HOT-TOPIC_01The convicted gunman in a 1987 Rumson murder failed to demonstrate that alleged prosecutorial errors led to an unfair trial, a judge ruled Friday, according to a report on NJ.com.

The decision, by Superior Court Judge Diane Pincus in Middlesex County, means that Albert Erle Kershaw, who was 24 years old in 1989 when he was sentenced to life in prison for the execution-style murder of his boss in Rumson two years earlier, isn’t entitled to the retrial he was seeking.

The victim, 50-year-old Earl Monroe Shoemaker, was gunned down in the driveway of his home on North Ward Avenue in Rumson on December 15, 1987. Shoemaker was shot seven times, once in the head, with a .357 Magnum, authorities said.

Authorities attributed the killing to the result of a power play for control of an asbestos-removal company Shoemaker headed.

From NJ.com:

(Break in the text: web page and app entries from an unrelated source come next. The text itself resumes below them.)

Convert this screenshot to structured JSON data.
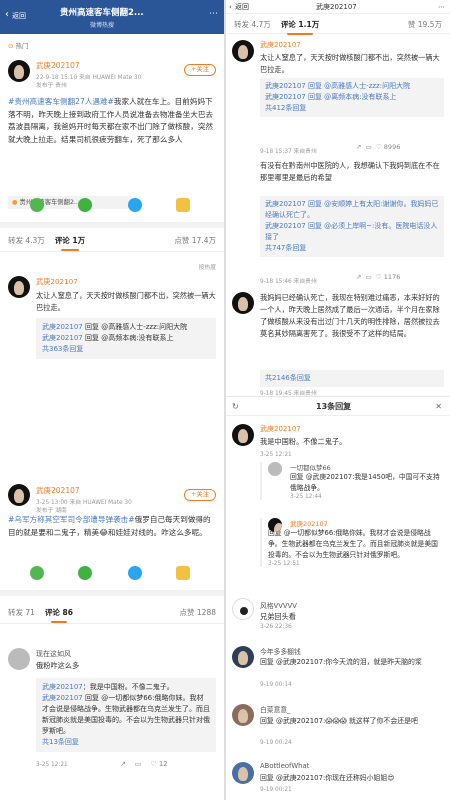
{
  "left": {
    "header": {
      "title": "贵州高速客车侧翻2...",
      "subtitle": "微博热搜",
      "back_label": "返回"
    },
    "topic_tag": "热门",
    "post1": {
      "author": "武庚202107",
      "meta1": "22-9-18 15:10 来自 HUAWEI Mate 30",
      "meta2": "发布于 贵州",
      "follow_label": "+关注",
      "hashtag": "#贵州高速客车侧翻27人遇难#",
      "text": "我家人就在车上。目前妈妈下落不明，昨天晚上接到政府工作人员说准备去物准备坐大巴去荔波县隔离，我爸妈开时每天都在家不出门除了做核酸，突然就大晚上拉走。结果司机很疲劳翻车，死了那么多人",
      "link_card": "贵州高速客车侧翻2..."
    },
    "stats1": {
      "repost": "转发 4.3万",
      "comment": "评论 1万",
      "like": "点赞 17.4万"
    },
    "comment1": {
      "author": "武庚202107",
      "text": "太让人窒息了，天天按时做核酸门都不出，突然被一辆大巴拉走。",
      "reply1_user": "武庚202107",
      "reply1_text": "回复 @高雅感人士-zzz:问阳大院",
      "reply2_user": "武庚202107",
      "reply2_text": "回复 @高频本病:没有联系上",
      "more": "共363条回复",
      "sort": "按热度"
    },
    "post2": {
      "author": "武庚202107",
      "meta1": "3-25 13:00 来自 HUAWEI Mate 30",
      "meta2": "发布于 湖南",
      "follow_label": "+关注",
      "hashtag": "#乌军方称其空军司令部遭导弹袭击#",
      "text": "俄罗自己每天到做得的目的就是要和二鬼子，精美😂和娃娃对线的。咋这么多呢。"
    },
    "stats2": {
      "repost": "转发 71",
      "comment": "评论 86",
      "like": "点赞 1288"
    },
    "comment2": {
      "author": "现在这如风",
      "text": "俄粉咋这么多",
      "reply1_user": "武庚202107",
      "reply1_text": "：我是中国粉。不像二鬼子。",
      "reply2_user": "武庚202107",
      "reply2_text": "回复 @一切都似梦66:俄略你妹。我材才会说是侵略战争。生物武器都在乌克兰发生了。而且新冠肺炎就是美国投毒的。不会以为生物武器只针对俄罗斯吧。",
      "more": "共13条回复",
      "time": "3-25 12:21",
      "like": "12"
    }
  },
  "right": {
    "header": {
      "back_label": "返回",
      "title": "武庚202107"
    },
    "stats": {
      "repost": "转发 4.7万",
      "comment": "评论 1.1万",
      "like": "赞 19.5万"
    },
    "comment1": {
      "author": "武庚202107",
      "text": "太让人窒息了，天天按时做核酸门都不出，突然被一辆大巴拉走。",
      "r1": "武庚202107 回复 @高雅感人士-zzz:问阳大院",
      "r2": "武庚202107 回复 @离频本病:没有联系上",
      "more": "共412条回复",
      "time": "9-18 15:37 来自贵州",
      "like": "8996"
    },
    "comment2": {
      "text": "有没有在黔南州中医院的人，我想确认下我妈到底在不在那里哪里是最后的希望",
      "r1": "武庚202107 回复 @安顺婷上有太阳:谢谢你。我妈妈已经确认死亡了。",
      "r2": "武庚202107 回复 @必须上岸啊~:没有。医院电话没人接了",
      "more": "共747条回复",
      "time": "9-18 15:46 来自贵州",
      "like": "1176"
    },
    "comment3": {
      "text": "我妈妈已经确认死亡，我现在特别难过痛恶，本来好好的一个人，昨天晚上居然成了最后一次通话，半个月在家除了做核酸从来没有出过门十几天的明性排除，居然被拉去莫名其妙隔离害死了。我很受不了这样的结局。",
      "more": "共2146条回复",
      "time": "9-18 19:45 来自贵州"
    },
    "replies_panel": {
      "title": "13条回复",
      "c1_author": "武庚202107",
      "c1_text": "我是中国粉。不像二鬼子。",
      "c1_time": "3-25 12:21",
      "c1_sub_author": "一切都似梦66",
      "c1_sub_text": "回复 @武庚202107:我是1450吧，中国可不支持俄略战争。",
      "c1_sub_time": "3-25 12:44",
      "c2_author": "武庚202107",
      "c2_text": "回复 @一切都似梦66:俄略你妹。我材才会说是侵略战争。生物武器都在乌克兰发生了。而且新冠肺炎就是美国投毒的。不会以为生物武器只针对俄罗斯吧。",
      "c2_time": "3-25 12:51",
      "c3_author": "风格VVVVV",
      "c3_text": "兄弟回头看",
      "c3_time": "3-26 22:36",
      "c4_author": "今年多多棚钱",
      "c4_text": "回复 @武庚202107:你今天流的泪，就是昨天脑的浆",
      "c4_time": "9-19 00:14",
      "c5_author": "白菜意意_",
      "c5_text": "回复 @武庚202107:😱😱😱 就这样了你不会还是吧",
      "c5_time": "9-19 00:24",
      "c6_author": "ABottleofWhat",
      "c6_text": "回复 @武庚202107:你现在还称妈小姐姐😍",
      "c6_time": "9-19 00:21"
    }
  }
}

In a 46-page decision issued Friday, Pincus rejected Kershaw’s argument that misconduct by members of the Monmouth County Prosecutor’s Office led to his conviction for Shoemaker’s murder and a plea deal for the state’s key witness, J. Keith Oliveri, who Kershaw, now 50, has maintained during and after the trial, was the actual killer.

“Defendant has attempted to raise a myriad of errors that occurred at the trial level, but has been unable to substantiate any of them,” the judge said, adding that the defendant failed to demonstrate that he was denied his right to a fair trial.

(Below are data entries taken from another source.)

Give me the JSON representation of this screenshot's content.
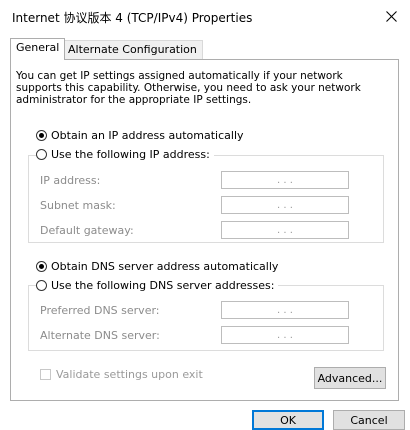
{
  "window": {
    "title": "Internet 协议版本 4 (TCP/IPv4) Properties",
    "close_icon": "close-icon"
  },
  "tabs": [
    {
      "label": "General",
      "active": true
    },
    {
      "label": "Alternate Configuration",
      "active": false
    }
  ],
  "intro_text": "You can get IP settings assigned automatically if your network supports this capability. Otherwise, you need to ask your network administrator for the appropriate IP settings.",
  "ip_section": {
    "auto_label": "Obtain an IP address automatically",
    "auto_selected": true,
    "manual_label": "Use the following IP address:",
    "manual_selected": false,
    "fields": [
      {
        "label": "IP address:",
        "value": ". . ."
      },
      {
        "label": "Subnet mask:",
        "value": ". . ."
      },
      {
        "label": "Default gateway:",
        "value": ". . ."
      }
    ]
  },
  "dns_section": {
    "auto_label": "Obtain DNS server address automatically",
    "auto_selected": true,
    "manual_label": "Use the following DNS server addresses:",
    "manual_selected": false,
    "fields": [
      {
        "label": "Preferred DNS server:",
        "value": ". . ."
      },
      {
        "label": "Alternate DNS server:",
        "value": ". . ."
      }
    ]
  },
  "validate_label": "Validate settings upon exit",
  "validate_checked": false,
  "buttons": {
    "advanced": "Advanced...",
    "ok": "OK",
    "cancel": "Cancel"
  }
}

In denying the motion, Pincus said she saw no reason to overturn the decision by now-retired Superior Court Judge Paul Chaiet that Kershaw was not entitled to a post- conviction relief hearing.

The case was transferred to Middlesex County after Kershaw’s alleged that Chaiet should not have heard his request for a new hearing because the judge was the Monmouth County First Assistant Prosecutor during the investigation into Shoemaker’s murder.

Kershaw lost his previous appeals and was denied a hearing on his first application for post-conviction relief more than a decade ago.

Pincus said in her decision that Chaiet properly heard the motion in 2007 because Chaiet didn’t prosecute the murder himself, and the judge retired from the prosecutor’s office before Kershaw was arrested.

Kershaw’s attorney, Charles Moriarty of Red Bank, said his client is “very disappointed” by the judge’s decision and plans to appeal.